EXERCISE GOAL
Set the data down again so that every line matches exactly.
----- AVAILABLE DATA
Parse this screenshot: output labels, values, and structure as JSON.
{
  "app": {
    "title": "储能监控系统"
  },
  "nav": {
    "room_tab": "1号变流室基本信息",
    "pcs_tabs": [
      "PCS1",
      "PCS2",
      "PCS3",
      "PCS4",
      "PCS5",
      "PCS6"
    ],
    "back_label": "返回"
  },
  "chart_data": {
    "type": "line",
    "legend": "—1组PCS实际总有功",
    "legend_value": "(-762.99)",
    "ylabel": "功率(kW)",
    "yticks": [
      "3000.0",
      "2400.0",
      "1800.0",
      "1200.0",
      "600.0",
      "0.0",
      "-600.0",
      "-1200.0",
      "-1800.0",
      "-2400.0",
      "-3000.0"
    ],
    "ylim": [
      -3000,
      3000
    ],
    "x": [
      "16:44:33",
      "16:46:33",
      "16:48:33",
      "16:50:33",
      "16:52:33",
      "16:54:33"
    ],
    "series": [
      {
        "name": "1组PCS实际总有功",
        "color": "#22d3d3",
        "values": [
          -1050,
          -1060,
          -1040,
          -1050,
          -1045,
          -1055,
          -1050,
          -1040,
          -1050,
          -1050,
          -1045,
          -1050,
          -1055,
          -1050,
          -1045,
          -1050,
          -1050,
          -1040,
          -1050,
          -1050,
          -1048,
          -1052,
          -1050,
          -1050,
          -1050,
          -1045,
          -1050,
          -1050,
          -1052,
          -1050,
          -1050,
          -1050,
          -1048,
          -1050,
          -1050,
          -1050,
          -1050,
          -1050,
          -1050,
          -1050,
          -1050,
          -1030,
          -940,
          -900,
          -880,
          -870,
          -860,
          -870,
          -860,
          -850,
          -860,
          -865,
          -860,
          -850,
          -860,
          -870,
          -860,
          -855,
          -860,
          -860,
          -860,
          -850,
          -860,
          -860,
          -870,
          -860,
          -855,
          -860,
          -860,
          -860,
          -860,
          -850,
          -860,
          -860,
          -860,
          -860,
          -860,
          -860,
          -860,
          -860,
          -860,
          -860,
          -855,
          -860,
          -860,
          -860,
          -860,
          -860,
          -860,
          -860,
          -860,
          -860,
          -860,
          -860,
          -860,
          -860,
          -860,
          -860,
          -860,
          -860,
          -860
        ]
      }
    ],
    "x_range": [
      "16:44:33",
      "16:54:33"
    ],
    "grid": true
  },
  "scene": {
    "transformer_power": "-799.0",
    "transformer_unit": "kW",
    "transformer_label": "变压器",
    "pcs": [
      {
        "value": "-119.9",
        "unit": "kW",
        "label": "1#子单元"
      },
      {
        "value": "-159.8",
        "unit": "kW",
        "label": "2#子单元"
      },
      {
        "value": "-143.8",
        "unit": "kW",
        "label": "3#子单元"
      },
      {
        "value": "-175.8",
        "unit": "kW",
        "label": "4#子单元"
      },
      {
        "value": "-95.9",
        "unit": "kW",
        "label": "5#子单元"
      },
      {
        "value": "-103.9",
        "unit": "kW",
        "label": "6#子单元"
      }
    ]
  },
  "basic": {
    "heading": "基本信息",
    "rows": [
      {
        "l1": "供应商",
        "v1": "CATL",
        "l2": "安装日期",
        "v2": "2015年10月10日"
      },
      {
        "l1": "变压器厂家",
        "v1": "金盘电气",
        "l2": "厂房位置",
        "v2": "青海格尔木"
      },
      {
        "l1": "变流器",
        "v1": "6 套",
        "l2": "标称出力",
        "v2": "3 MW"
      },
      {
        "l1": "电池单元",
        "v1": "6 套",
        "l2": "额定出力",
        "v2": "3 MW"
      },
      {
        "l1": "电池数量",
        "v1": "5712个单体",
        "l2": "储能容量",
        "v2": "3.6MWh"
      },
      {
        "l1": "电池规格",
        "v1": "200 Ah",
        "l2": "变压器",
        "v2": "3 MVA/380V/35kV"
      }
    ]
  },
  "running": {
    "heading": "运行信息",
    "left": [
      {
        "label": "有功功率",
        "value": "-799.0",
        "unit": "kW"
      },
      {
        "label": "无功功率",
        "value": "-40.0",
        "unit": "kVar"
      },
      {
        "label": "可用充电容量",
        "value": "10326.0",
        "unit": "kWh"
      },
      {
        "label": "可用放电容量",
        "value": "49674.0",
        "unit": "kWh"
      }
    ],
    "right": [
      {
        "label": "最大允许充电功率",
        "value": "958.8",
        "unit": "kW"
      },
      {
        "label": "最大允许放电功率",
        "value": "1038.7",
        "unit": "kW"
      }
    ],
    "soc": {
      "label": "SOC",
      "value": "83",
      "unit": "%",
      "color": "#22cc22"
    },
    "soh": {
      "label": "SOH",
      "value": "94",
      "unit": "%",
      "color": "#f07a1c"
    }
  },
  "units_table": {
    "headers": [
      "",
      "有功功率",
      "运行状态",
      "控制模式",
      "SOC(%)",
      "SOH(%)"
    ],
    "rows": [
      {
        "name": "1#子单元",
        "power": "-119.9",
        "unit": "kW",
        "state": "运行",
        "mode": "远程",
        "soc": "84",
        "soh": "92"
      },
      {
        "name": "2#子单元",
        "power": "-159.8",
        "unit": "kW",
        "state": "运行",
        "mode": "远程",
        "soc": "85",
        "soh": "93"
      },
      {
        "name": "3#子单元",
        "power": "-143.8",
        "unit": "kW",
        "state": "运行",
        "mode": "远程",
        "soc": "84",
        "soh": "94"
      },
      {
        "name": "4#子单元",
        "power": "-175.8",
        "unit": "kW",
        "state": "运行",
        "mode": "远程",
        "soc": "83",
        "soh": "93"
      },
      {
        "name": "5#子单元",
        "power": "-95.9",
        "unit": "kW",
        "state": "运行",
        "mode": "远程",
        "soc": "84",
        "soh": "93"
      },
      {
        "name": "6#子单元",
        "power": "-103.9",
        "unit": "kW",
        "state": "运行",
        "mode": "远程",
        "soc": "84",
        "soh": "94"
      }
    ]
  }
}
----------
FINISHED EXERCISE
Parse this screenshot: output labels, values, and structure as JSON.
{
  "app": {
    "title": "储能监控系统"
  },
  "nav": {
    "room_tab": "1号变流室基本信息",
    "pcs_tabs": [
      "PCS1",
      "PCS2",
      "PCS3",
      "PCS4",
      "PCS5",
      "PCS6"
    ],
    "back_label": "返回"
  },
  "chart_data": {
    "type": "line",
    "legend": "—1组PCS实际总有功",
    "legend_value": "(-762.99)",
    "ylabel": "功率(kW)",
    "yticks": [
      "3000.0",
      "2400.0",
      "1800.0",
      "1200.0",
      "600.0",
      "0.0",
      "-600.0",
      "-1200.0",
      "-1800.0",
      "-2400.0",
      "-3000.0"
    ],
    "ylim": [
      -3000,
      3000
    ],
    "x": [
      "16:44:33",
      "16:46:33",
      "16:48:33",
      "16:50:33",
      "16:52:33",
      "16:54:33"
    ],
    "series": [
      {
        "name": "1组PCS实际总有功",
        "color": "#22d3d3",
        "values": [
          -1050,
          -1060,
          -1040,
          -1050,
          -1045,
          -1055,
          -1050,
          -1040,
          -1050,
          -1050,
          -1045,
          -1050,
          -1055,
          -1050,
          -1045,
          -1050,
          -1050,
          -1040,
          -1050,
          -1050,
          -1048,
          -1052,
          -1050,
          -1050,
          -1050,
          -1045,
          -1050,
          -1050,
          -1052,
          -1050,
          -1050,
          -1050,
          -1048,
          -1050,
          -1050,
          -1050,
          -1050,
          -1050,
          -1050,
          -1050,
          -1050,
          -1030,
          -940,
          -900,
          -880,
          -870,
          -860,
          -870,
          -860,
          -850,
          -860,
          -865,
          -860,
          -850,
          -860,
          -870,
          -860,
          -855,
          -860,
          -860,
          -860,
          -850,
          -860,
          -860,
          -870,
          -860,
          -855,
          -860,
          -860,
          -860,
          -860,
          -850,
          -860,
          -860,
          -860,
          -860,
          -860,
          -860,
          -860,
          -860,
          -860,
          -860,
          -855,
          -860,
          -860,
          -860,
          -860,
          -860,
          -860,
          -860,
          -860,
          -860,
          -860,
          -860,
          -860,
          -860,
          -860,
          -860,
          -860,
          -860,
          -860
        ]
      }
    ],
    "x_range": [
      "16:44:33",
      "16:54:33"
    ],
    "grid": true
  },
  "scene": {
    "transformer_power": "-799.0",
    "transformer_unit": "kW",
    "transformer_label": "变压器",
    "pcs": [
      {
        "value": "-119.9",
        "unit": "kW",
        "label": "1#子单元"
      },
      {
        "value": "-159.8",
        "unit": "kW",
        "label": "2#子单元"
      },
      {
        "value": "-143.8",
        "unit": "kW",
        "label": "3#子单元"
      },
      {
        "value": "-175.8",
        "unit": "kW",
        "label": "4#子单元"
      },
      {
        "value": "-95.9",
        "unit": "kW",
        "label": "5#子单元"
      },
      {
        "value": "-103.9",
        "unit": "kW",
        "label": "6#子单元"
      }
    ]
  },
  "basic": {
    "heading": "基本信息",
    "rows": [
      {
        "l1": "供应商",
        "v1": "CATL",
        "l2": "安装日期",
        "v2": "2015年10月10日"
      },
      {
        "l1": "变压器厂家",
        "v1": "金盘电气",
        "l2": "厂房位置",
        "v2": "青海格尔木"
      },
      {
        "l1": "变流器",
        "v1": "6 套",
        "l2": "标称出力",
        "v2": "3 MW"
      },
      {
        "l1": "电池单元",
        "v1": "6 套",
        "l2": "额定出力",
        "v2": "3 MW"
      },
      {
        "l1": "电池数量",
        "v1": "5712个单体",
        "l2": "储能容量",
        "v2": "3.6MWh"
      },
      {
        "l1": "电池规格",
        "v1": "200 Ah",
        "l2": "变压器",
        "v2": "3 MVA/380V/35kV"
      }
    ]
  },
  "running": {
    "heading": "运行信息",
    "left": [
      {
        "label": "有功功率",
        "value": "-799.0",
        "unit": "kW"
      },
      {
        "label": "无功功率",
        "value": "-40.0",
        "unit": "kVar"
      },
      {
        "label": "可用充电容量",
        "value": "10326.0",
        "unit": "kWh"
      },
      {
        "label": "可用放电容量",
        "value": "49674.0",
        "unit": "kWh"
      }
    ],
    "right": [
      {
        "label": "最大允许充电功率",
        "value": "958.8",
        "unit": "kW"
      },
      {
        "label": "最大允许放电功率",
        "value": "1038.7",
        "unit": "kW"
      }
    ],
    "soc": {
      "label": "SOC",
      "value": "83",
      "unit": "%",
      "color": "#22cc22"
    },
    "soh": {
      "label": "SOH",
      "value": "94",
      "unit": "%",
      "color": "#f07a1c"
    }
  },
  "units_table": {
    "headers": [
      "",
      "有功功率",
      "运行状态",
      "控制模式",
      "SOC(%)",
      "SOH(%)"
    ],
    "rows": [
      {
        "name": "1#子单元",
        "power": "-119.9",
        "unit": "kW",
        "state": "运行",
        "mode": "远程",
        "soc": "84",
        "soh": "92"
      },
      {
        "name": "2#子单元",
        "power": "-159.8",
        "unit": "kW",
        "state": "运行",
        "mode": "远程",
        "soc": "85",
        "soh": "93"
      },
      {
        "name": "3#子单元",
        "power": "-143.8",
        "unit": "kW",
        "state": "运行",
        "mode": "远程",
        "soc": "84",
        "soh": "94"
      },
      {
        "name": "4#子单元",
        "power": "-175.8",
        "unit": "kW",
        "state": "运行",
        "mode": "远程",
        "soc": "83",
        "soh": "93"
      },
      {
        "name": "5#子单元",
        "power": "-95.9",
        "unit": "kW",
        "state": "运行",
        "mode": "远程",
        "soc": "84",
        "soh": "93"
      },
      {
        "name": "6#子单元",
        "power": "-103.9",
        "unit": "kW",
        "state": "运行",
        "mode": "远程",
        "soc": "84",
        "soh": "94"
      }
    ]
  }
}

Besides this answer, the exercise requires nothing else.